In South Africa, permaculture was introduced several years ago as a solution of development, especially for townships, with the notion of “Door Gardens.” These gardens, which are the size of a door (2m x 1m), are adapted to townships’ suburban housing, which often has a small fenced plot of a few square meters.
The idea is to create on that small surface a fertile land, using household waste mixed with plants available nearby (leaves, branches, grass …) and to associate crops for maximum performance on a small surface to provide a dietary supplement with fresh vegetables for families throughout the year.
Since 2011, permaculture raised beds have been implemented in a pedagogical garden in this center involving 50 orphan and disadvantaged children.
Since 2016, a new program “One House One Garden” has been helping disadvantaged families to start a vegetable garden. Each month, a family is identified, and the two gardeners of the center help this household to set up a fence, and the first growing raised beds. Regular follow-up is then organised if needed.

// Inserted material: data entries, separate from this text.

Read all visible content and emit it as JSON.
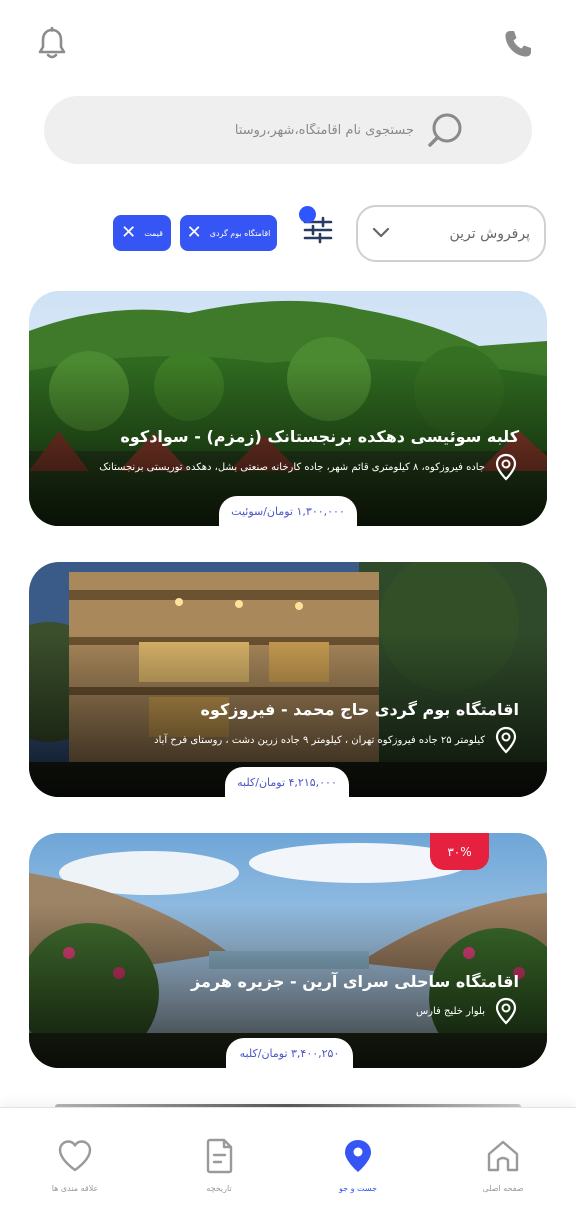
{
  "header": {
    "notifications_icon": "bell-icon",
    "call_icon": "phone-icon"
  },
  "search": {
    "placeholder": "جستجوی نام اقامتگاه،شهر،روستا",
    "icon": "search-icon"
  },
  "sort": {
    "selected": "پرفروش ترین",
    "icon": "chevron-down-icon"
  },
  "filters": {
    "icon": "sliders-icon",
    "active_indicator_color": "#2f55ff",
    "chips": [
      {
        "label": "اقامتگاه بوم گردی"
      },
      {
        "label": "قیمت"
      }
    ]
  },
  "listings": [
    {
      "title": "کلبه سوئیسی دهکده برنجستانک (زمزم) - سوادکوه",
      "address": "جاده فیروزکوه، ۸ کیلومتری قائم شهر، جاده کارخانه صنعتی بشل، دهکده توریستی برنجستانک",
      "price": "۱,۳۰۰,۰۰۰ تومان/سوئیت"
    },
    {
      "title": "اقامتگاه بوم گردی حاج محمد - فیروزکوه",
      "address": "کیلومتر ۲۵ جاده فیروزکوه تهران ، کیلومتر ۹ جاده زرین دشت ، روستای فرح آباد",
      "price": "۴,۲۱۵,۰۰۰ تومان/کلبه"
    },
    {
      "title": "اقامتگاه ساحلی سرای آرین - جزیره هرمز",
      "address": "بلوار خلیج فارس",
      "price": "۳,۴۰۰,۲۵۰ تومان/کلبه",
      "discount": "۳۰%"
    }
  ],
  "colors": {
    "accent": "#3555f4",
    "discount": "#e5213f",
    "price_text": "#4a58c8"
  },
  "nav": {
    "items": [
      {
        "label": "صفحه اصلی",
        "icon": "home-icon"
      },
      {
        "label": "جست و جو",
        "icon": "map-pin-icon",
        "active": true
      },
      {
        "label": "تاریخچه",
        "icon": "document-icon"
      },
      {
        "label": "علاقه مندی ها",
        "icon": "heart-icon"
      }
    ]
  }
}
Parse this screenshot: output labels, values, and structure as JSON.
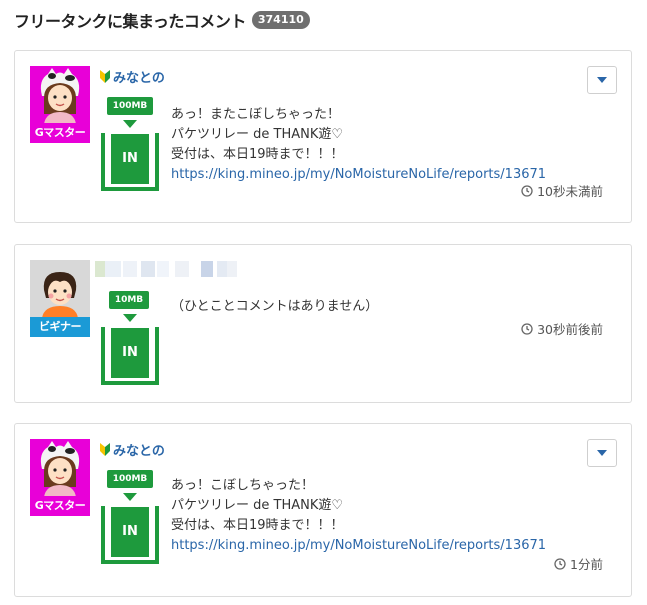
{
  "header": {
    "title": "フリータンクに集まったコメント",
    "count": "374110"
  },
  "icons": {
    "dropdown": "caret-down-icon",
    "clock": "clock-icon",
    "leaf": "beginner-leaf-icon"
  },
  "colors": {
    "tank_green": "#1e9a3d",
    "link_blue": "#2a66a8",
    "gmaster_magenta": "#e800d8",
    "beginner_blue": "#1b9ad6"
  },
  "comments": [
    {
      "user_name": "みなとの",
      "rank": "Gマスター",
      "tank_amount": "100MB",
      "tank_direction": "IN",
      "lines": [
        "あっ！またこぼしちゃった！",
        "パケツリレー de THANK遊♡",
        "受付は、本日19時まで！！！"
      ],
      "link": "https://king.mineo.jp/my/NoMoistureNoLife/reports/13671",
      "time": "10秒未満前"
    },
    {
      "rank": "ビギナー",
      "tank_amount": "10MB",
      "tank_direction": "IN",
      "lines": [
        "（ひとことコメントはありません）"
      ],
      "time": "30秒前後前"
    },
    {
      "user_name": "みなとの",
      "rank": "Gマスター",
      "tank_amount": "100MB",
      "tank_direction": "IN",
      "lines": [
        "あっ！こぼしちゃった！",
        "パケツリレー de THANK遊♡",
        "受付は、本日19時まで！！！"
      ],
      "link": "https://king.mineo.jp/my/NoMoistureNoLife/reports/13671",
      "time": "1分前"
    }
  ]
}
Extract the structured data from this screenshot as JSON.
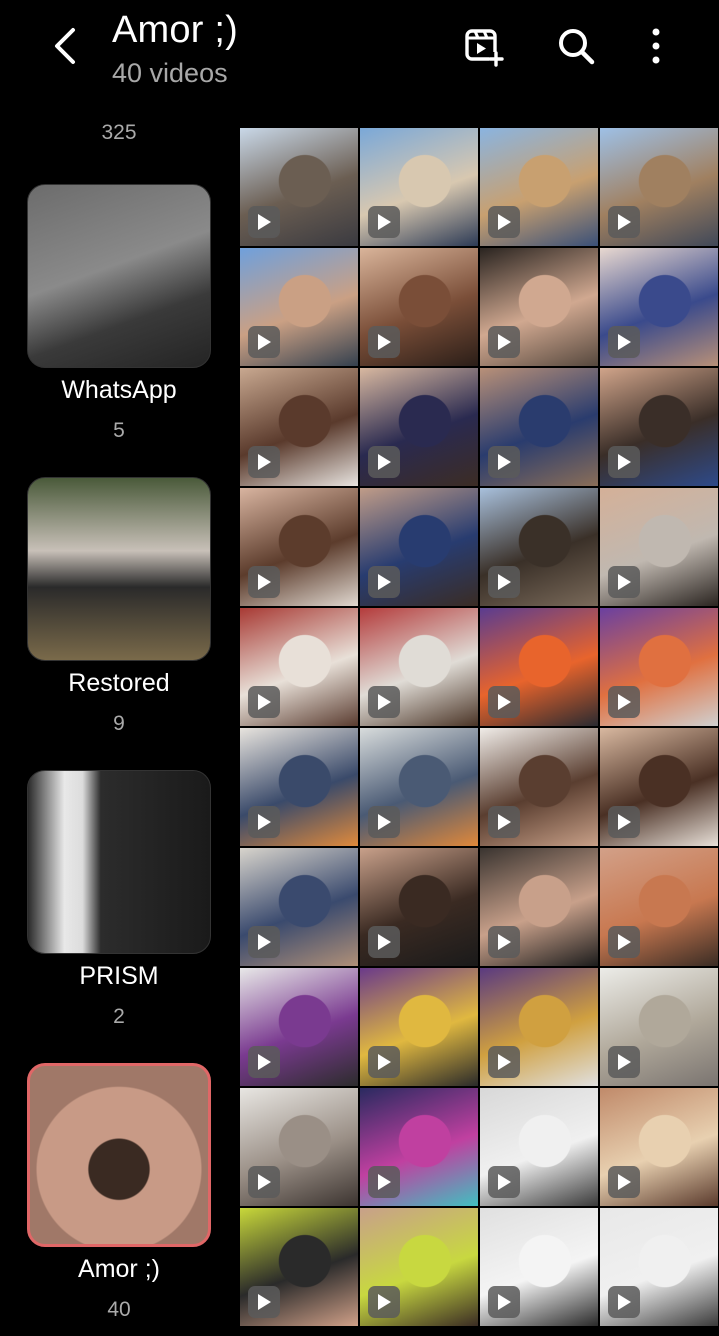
{
  "header": {
    "title": "Amor ;)",
    "subtitle": "40 videos",
    "icons": [
      "back-icon",
      "create-video-icon",
      "search-icon",
      "more-options-icon"
    ]
  },
  "sidebar": {
    "top_count": "325",
    "albums": [
      {
        "name": "WhatsApp",
        "count": "5",
        "selected": false
      },
      {
        "name": "Restored",
        "count": "9",
        "selected": false
      },
      {
        "name": "PRISM",
        "count": "2",
        "selected": false
      },
      {
        "name": "Amor ;)",
        "count": "40",
        "selected": true
      }
    ]
  },
  "grid": {
    "columns": 4,
    "video_count": 40,
    "palette": [
      [
        "#c9d8e8",
        "#6b5e52",
        "#3a3a40"
      ],
      [
        "#7aa8d8",
        "#d8c8b0",
        "#2c3a55"
      ],
      [
        "#8ab4e0",
        "#c8a070",
        "#3a5078"
      ],
      [
        "#9ec0e6",
        "#a08060",
        "#404858"
      ],
      [
        "#6fa0dc",
        "#caa084",
        "#34404e"
      ],
      [
        "#d9b49a",
        "#7a4e38",
        "#2b1e18"
      ],
      [
        "#2a2420",
        "#d0a890",
        "#56483e"
      ],
      [
        "#e8d8d0",
        "#3a4a8c",
        "#b89078"
      ],
      [
        "#c8a890",
        "#5a3a2c",
        "#e8e4e0"
      ],
      [
        "#d8b8a0",
        "#2a2a50",
        "#3c2c24"
      ],
      [
        "#b89078",
        "#2a3c6e",
        "#8a6e58"
      ],
      [
        "#d0a48a",
        "#3a2e28",
        "#2e4a8a"
      ],
      [
        "#d8b4a0",
        "#5c3c2c",
        "#e0d8d0"
      ],
      [
        "#c09c88",
        "#283c70",
        "#3a2c24"
      ],
      [
        "#a8c0dc",
        "#3a3028",
        "#7a6a5a"
      ],
      [
        "#d4b098",
        "#c0b8b0",
        "#2a2420"
      ],
      [
        "#a83a34",
        "#e8e0d8",
        "#5a3c30"
      ],
      [
        "#b43c3c",
        "#e0dcd6",
        "#4a3426"
      ],
      [
        "#5a3c90",
        "#e8642c",
        "#2a2a30"
      ],
      [
        "#6a40a0",
        "#e07040",
        "#d0d0d0"
      ],
      [
        "#e8e4de",
        "#3a4a6a",
        "#e08a3c"
      ],
      [
        "#d8dcdc",
        "#4a5a74",
        "#e0883a"
      ],
      [
        "#f0ece8",
        "#5a3e30",
        "#c8a088"
      ],
      [
        "#d8b8a0",
        "#4a3024",
        "#e8e0d8"
      ],
      [
        "#d8d4cc",
        "#3a4a6e",
        "#b09078"
      ],
      [
        "#c8a08a",
        "#3a2a22",
        "#1a1a1a"
      ],
      [
        "#3a3430",
        "#c8a08a",
        "#1c1c1c"
      ],
      [
        "#d2a088",
        "#c87850",
        "#3a2c24"
      ],
      [
        "#e8e8e8",
        "#7a3a90",
        "#2c2c2c"
      ],
      [
        "#6a3a8a",
        "#e0b840",
        "#2a2a2a"
      ],
      [
        "#5a3a80",
        "#d0a040",
        "#e0e0e0"
      ],
      [
        "#ecece8",
        "#b0a89a",
        "#7a7470"
      ],
      [
        "#e8e6e2",
        "#9a8f86",
        "#3c3430"
      ],
      [
        "#2a2a60",
        "#c040a0",
        "#40c0c0"
      ],
      [
        "#d8d8d8",
        "#f0f0f0",
        "#3a3a3a"
      ],
      [
        "#c08a6a",
        "#e8d0b0",
        "#5a3a2c"
      ],
      [
        "#c8d83a",
        "#2a2a2a",
        "#d0a088"
      ],
      [
        "#c8a08a",
        "#c8d840",
        "#3a2c24"
      ],
      [
        "#e0e0e0",
        "#f4f4f4",
        "#2a2a2a"
      ],
      [
        "#e8e8e8",
        "#f0f0f0",
        "#3a3a3a"
      ]
    ]
  }
}
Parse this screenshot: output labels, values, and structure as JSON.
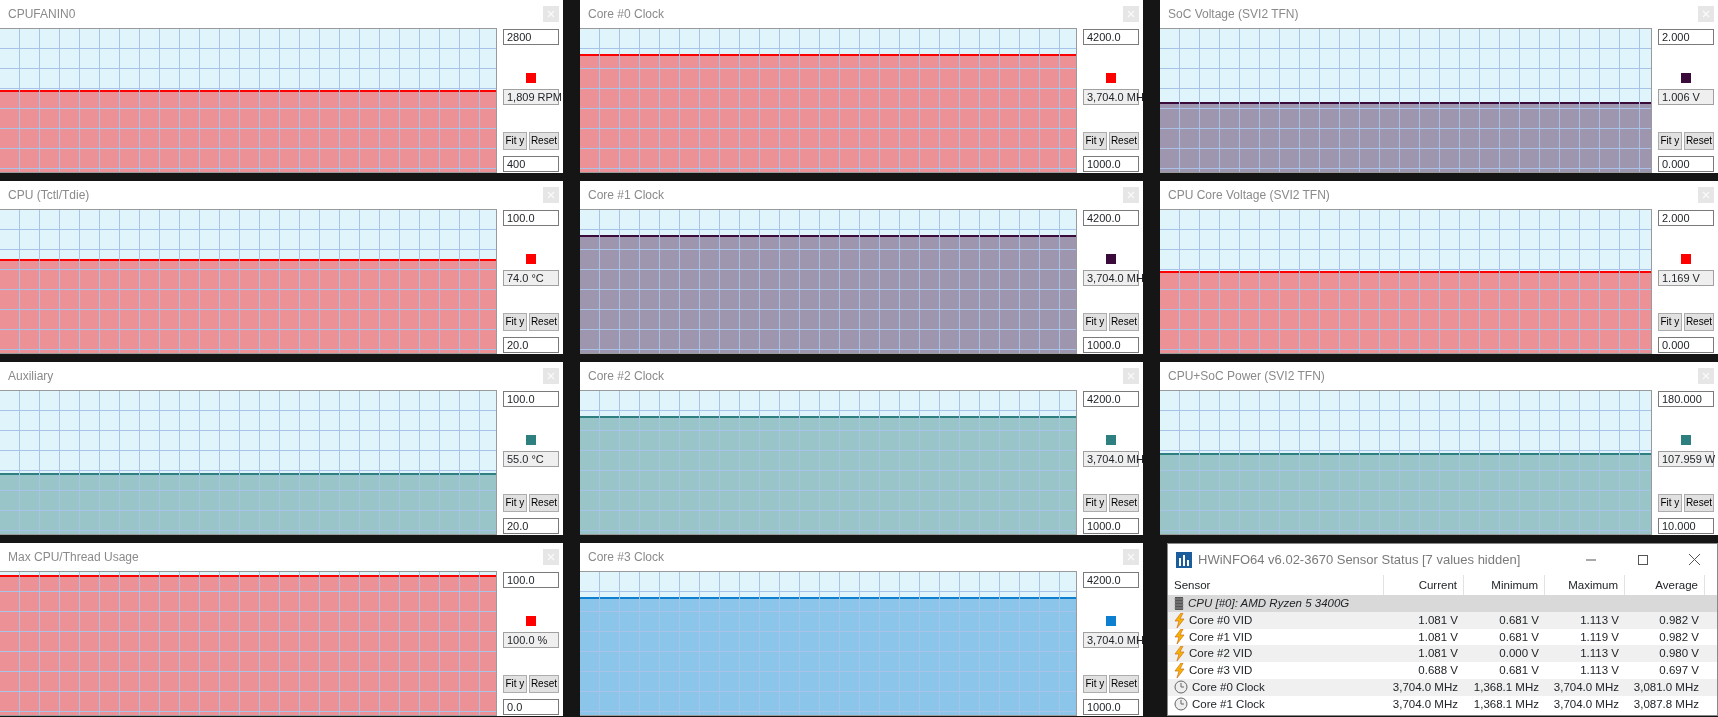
{
  "graphs": [
    {
      "title": "CPUFANIN0",
      "max": "2800",
      "current": "1,809 RPM",
      "min": "400",
      "color": "#ff0000",
      "fit_label": "Fit y",
      "reset_label": "Reset"
    },
    {
      "title": "Core #0 Clock",
      "max": "4200.0",
      "current": "3,704.0 MH",
      "min": "1000.0",
      "color": "#ff0000",
      "fit_label": "Fit y",
      "reset_label": "Reset"
    },
    {
      "title": "SoC Voltage (SVI2 TFN)",
      "max": "2.000",
      "current": "1.006 V",
      "min": "0.000",
      "color": "#3a0a3a",
      "fit_label": "Fit y",
      "reset_label": "Reset"
    },
    {
      "title": "CPU (Tctl/Tdie)",
      "max": "100.0",
      "current": "74.0 °C",
      "min": "20.0",
      "color": "#ff0000",
      "fit_label": "Fit y",
      "reset_label": "Reset"
    },
    {
      "title": "Core #1 Clock",
      "max": "4200.0",
      "current": "3,704.0 MH",
      "min": "1000.0",
      "color": "#3a0a3a",
      "fit_label": "Fit y",
      "reset_label": "Reset"
    },
    {
      "title": "CPU Core Voltage (SVI2 TFN)",
      "max": "2.000",
      "current": "1.169 V",
      "min": "0.000",
      "color": "#ff0000",
      "fit_label": "Fit y",
      "reset_label": "Reset"
    },
    {
      "title": "Auxiliary",
      "max": "100.0",
      "current": "55.0 °C",
      "min": "20.0",
      "color": "#2e7f7f",
      "fit_label": "Fit y",
      "reset_label": "Reset"
    },
    {
      "title": "Core #2 Clock",
      "max": "4200.0",
      "current": "3,704.0 MH",
      "min": "1000.0",
      "color": "#2e7f7f",
      "fit_label": "Fit y",
      "reset_label": "Reset"
    },
    {
      "title": "CPU+SoC Power (SVI2 TFN)",
      "max": "180.000",
      "current": "107.959 W",
      "min": "10.000",
      "color": "#2e7f7f",
      "fit_label": "Fit y",
      "reset_label": "Reset"
    },
    {
      "title": "Max CPU/Thread Usage",
      "max": "100.0",
      "current": "100.0 %",
      "min": "0.0",
      "color": "#ff0000",
      "fit_label": "Fit y",
      "reset_label": "Reset"
    },
    {
      "title": "Core #3 Clock",
      "max": "4200.0",
      "current": "3,704.0 MH",
      "min": "1000.0",
      "color": "#0d7fd0",
      "fit_label": "Fit y",
      "reset_label": "Reset"
    }
  ],
  "sensor_window": {
    "title": "HWiNFO64 v6.02-3670 Sensor Status [7 values hidden]",
    "columns": [
      "Sensor",
      "Current",
      "Minimum",
      "Maximum",
      "Average"
    ],
    "rows": [
      {
        "kind": "device",
        "sensor": "CPU [#0]: AMD Ryzen 5 3400G"
      },
      {
        "kind": "voltage",
        "sensor": "Core #0 VID",
        "values": [
          "1.081 V",
          "0.681 V",
          "1.113 V",
          "0.982 V"
        ]
      },
      {
        "kind": "voltage",
        "sensor": "Core #1 VID",
        "values": [
          "1.081 V",
          "0.681 V",
          "1.119 V",
          "0.982 V"
        ]
      },
      {
        "kind": "voltage",
        "sensor": "Core #2 VID",
        "values": [
          "1.081 V",
          "0.000 V",
          "1.113 V",
          "0.980 V"
        ]
      },
      {
        "kind": "voltage",
        "sensor": "Core #3 VID",
        "values": [
          "0.688 V",
          "0.681 V",
          "1.113 V",
          "0.697 V"
        ]
      },
      {
        "kind": "clock",
        "sensor": "Core #0 Clock",
        "values": [
          "3,704.0 MHz",
          "1,368.1 MHz",
          "3,704.0 MHz",
          "3,081.0 MHz"
        ]
      },
      {
        "kind": "clock",
        "sensor": "Core #1 Clock",
        "values": [
          "3,704.0 MHz",
          "1,368.1 MHz",
          "3,704.0 MHz",
          "3,087.8 MHz"
        ]
      }
    ]
  }
}
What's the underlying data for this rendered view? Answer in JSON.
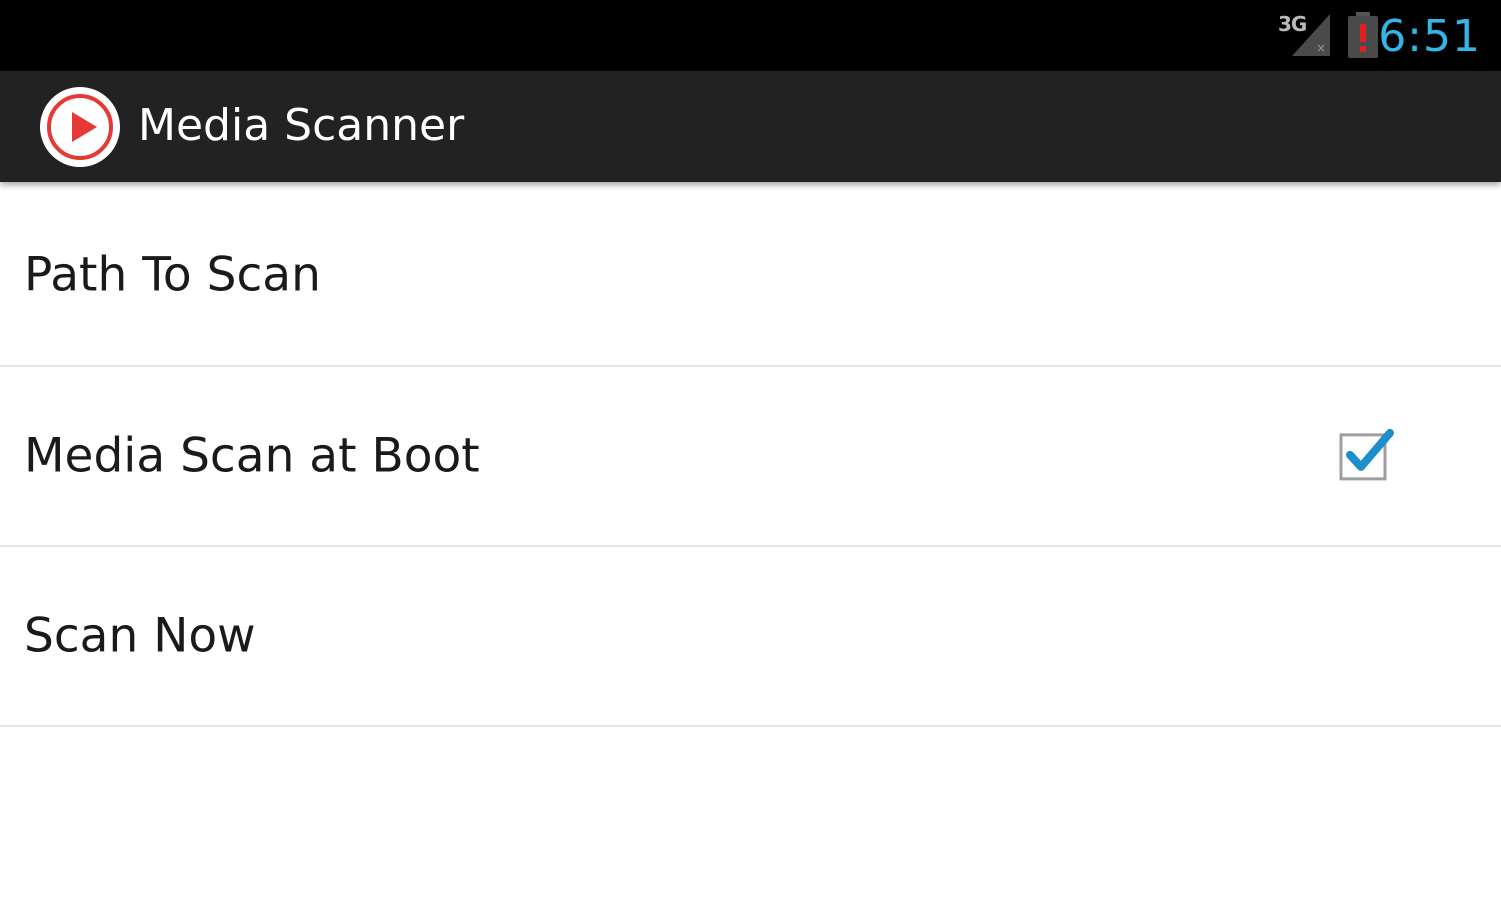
{
  "status_bar": {
    "network_label": "3G",
    "time": "6:51",
    "time_color": "#33b5e5",
    "icons": [
      "signal-icon",
      "battery-alert-icon"
    ]
  },
  "action_bar": {
    "title": "Media Scanner",
    "icon": "play-icon",
    "accent_color": "#e53935"
  },
  "preferences": [
    {
      "label": "Path To Scan"
    },
    {
      "label": "Media Scan at Boot",
      "checked": true
    },
    {
      "label": "Scan Now"
    }
  ]
}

A project financed by The Ivory Foundation & the AA Ulmann Fund